All the animals were eventually taken to a temporary shelter where they are now recovering from their ordeal. The family has set up a YouCaring crowdfunding page, here, to help cover Odin's medical care and rebuild their property. Since first posting, the crowdfunding page has been shared more than 8,000 times and raised more than $64,000. The animals are doing well, said Hendel. Odin is getting stronger and enjoying all the attention and spotlight, especially a special steak dinner he and his sister were treated to along with a free visit to a local dog groomer.
"Odin has lived up to his namesake," Hendel wrote on Facebook. "Pray for him and his charges. He is our inspiration. If he can be so fearless in this maelstrom, surely so can we." If you'd like to hear more about this story in Hendel's own words, listen to this CBC Radio interview.

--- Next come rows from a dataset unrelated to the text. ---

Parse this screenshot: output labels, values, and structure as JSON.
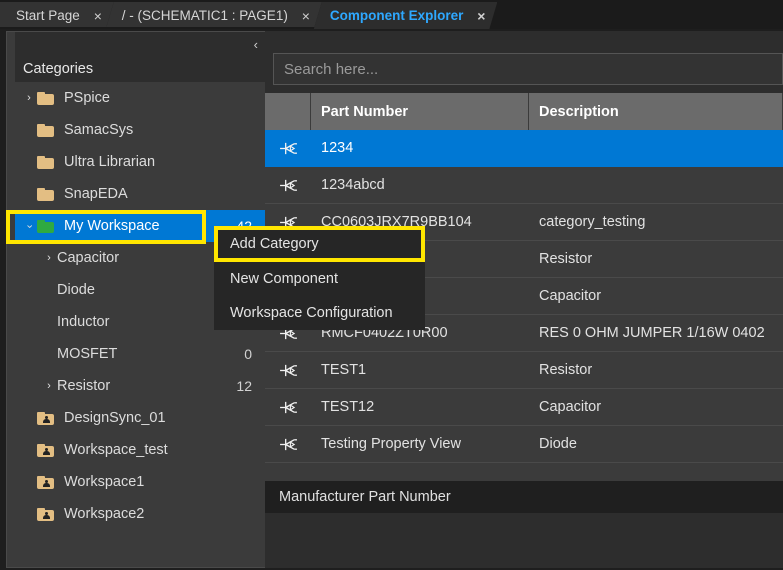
{
  "window": {
    "tabs": [
      {
        "label": "Start Page",
        "close": "×",
        "active": false
      },
      {
        "label": "/ - (SCHEMATIC1 : PAGE1)",
        "close": "×",
        "active": false
      },
      {
        "label": "Component Explorer",
        "close": "×",
        "active": true
      }
    ]
  },
  "sidebar": {
    "collapse_icon": "‹",
    "title": "Categories",
    "items": [
      {
        "label": "PSpice",
        "arrow": "›",
        "expanded": false,
        "folder": "folder-icon",
        "indent": 1,
        "count": ""
      },
      {
        "label": "SamacSys",
        "arrow": "",
        "expanded": false,
        "folder": "folder-icon",
        "indent": 1,
        "count": ""
      },
      {
        "label": "Ultra Librarian",
        "arrow": "",
        "expanded": false,
        "folder": "folder-icon",
        "indent": 1,
        "count": ""
      },
      {
        "label": "SnapEDA",
        "arrow": "",
        "expanded": false,
        "folder": "folder-icon",
        "indent": 1,
        "count": ""
      },
      {
        "label": "My Workspace",
        "arrow": "›",
        "expanded": true,
        "folder": "folder-open-icon",
        "indent": 1,
        "count": "42",
        "selected": true
      },
      {
        "label": "Capacitor",
        "arrow": "›",
        "expanded": false,
        "folder": "",
        "indent": 2,
        "count": ""
      },
      {
        "label": "Diode",
        "arrow": "",
        "expanded": false,
        "folder": "",
        "indent": 2,
        "count": ""
      },
      {
        "label": "Inductor",
        "arrow": "",
        "expanded": false,
        "folder": "",
        "indent": 2,
        "count": ""
      },
      {
        "label": "MOSFET",
        "arrow": "",
        "expanded": false,
        "folder": "",
        "indent": 2,
        "count": "0"
      },
      {
        "label": "Resistor",
        "arrow": "›",
        "expanded": false,
        "folder": "",
        "indent": 2,
        "count": "12"
      },
      {
        "label": "DesignSync_01",
        "arrow": "",
        "expanded": false,
        "folder": "folder-user-icon",
        "indent": 1,
        "count": ""
      },
      {
        "label": "Workspace_test",
        "arrow": "",
        "expanded": false,
        "folder": "folder-user-icon",
        "indent": 1,
        "count": ""
      },
      {
        "label": "Workspace1",
        "arrow": "",
        "expanded": false,
        "folder": "folder-user-icon",
        "indent": 1,
        "count": ""
      },
      {
        "label": "Workspace2",
        "arrow": "",
        "expanded": false,
        "folder": "folder-user-icon",
        "indent": 1,
        "count": ""
      }
    ]
  },
  "search": {
    "value": "",
    "placeholder": "Search here..."
  },
  "grid": {
    "columns": [
      "",
      "Part Number",
      "Description"
    ],
    "rows": [
      {
        "icon": "component-icon",
        "part": "1234",
        "desc": "",
        "selected": true
      },
      {
        "icon": "component-icon",
        "part": "1234abcd",
        "desc": "",
        "selected": false
      },
      {
        "icon": "component-icon",
        "part": "CC0603JRX7R9BB104",
        "desc": "category_testing",
        "selected": false
      },
      {
        "icon": "component-icon",
        "part": "",
        "desc": "Resistor",
        "selected": false
      },
      {
        "icon": "component-icon",
        "part": "",
        "desc": "Capacitor",
        "selected": false
      },
      {
        "icon": "component-icon",
        "part": "RMCF0402ZT0R00",
        "desc": "RES 0 OHM JUMPER 1/16W 0402",
        "selected": false
      },
      {
        "icon": "component-icon",
        "part": "TEST1",
        "desc": "Resistor",
        "selected": false
      },
      {
        "icon": "component-icon",
        "part": "TEST12",
        "desc": "Capacitor",
        "selected": false
      },
      {
        "icon": "component-icon",
        "part": "Testing Property View",
        "desc": "Diode",
        "selected": false
      }
    ]
  },
  "status": {
    "mpn_label": "Manufacturer Part Number"
  },
  "context_menu": {
    "items": [
      {
        "label": "Add Category"
      },
      {
        "label": "New Component"
      },
      {
        "label": "Workspace Configuration"
      }
    ]
  },
  "colors": {
    "accent": "#0078d4",
    "highlight": "#ffe600",
    "folder": "#e3be83",
    "folder_open": "#2faa41",
    "active_tab_text": "#2ea8ff"
  }
}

Reposted with permission from our media associate Modern Farmer.
EcoWatch Daily Newsletter
By Jeff Turrentine
From day to day, our public health infrastructure — the people and systems we've put in place to keep populations, as opposed to individuals, healthy — largely goes unnoticed. That's because when it's working well, its success takes the form of utter normalcy.
Cell Phone Tracking Analysis Shows Where Florida Springbreakers and New Yorkers Fleeing Coronavirus Went to Next
By Eoin Higgins
A viral video showing cell phone data collected by location accuracy company X-Mode from spring break partiers potentially spreading the coronavirus around the U.S. has brought up questions of digital privacy even as it shows convincingly the importance of staying home to defeat the disease.
The Environmental Protection Agency (EPA) issued a policy memo yesterday that is an expansive relaxation of legally mandated regulations on polluting industries, saying that industries may have trouble adhering to the regulations while they are short-staffed during the coronavirus global pandemic, according to the AP.
2019 marked the fourth year in a row that the Atlantic hurricane season saw above-average activity, and it doesn't look like 2020 will provide any relief.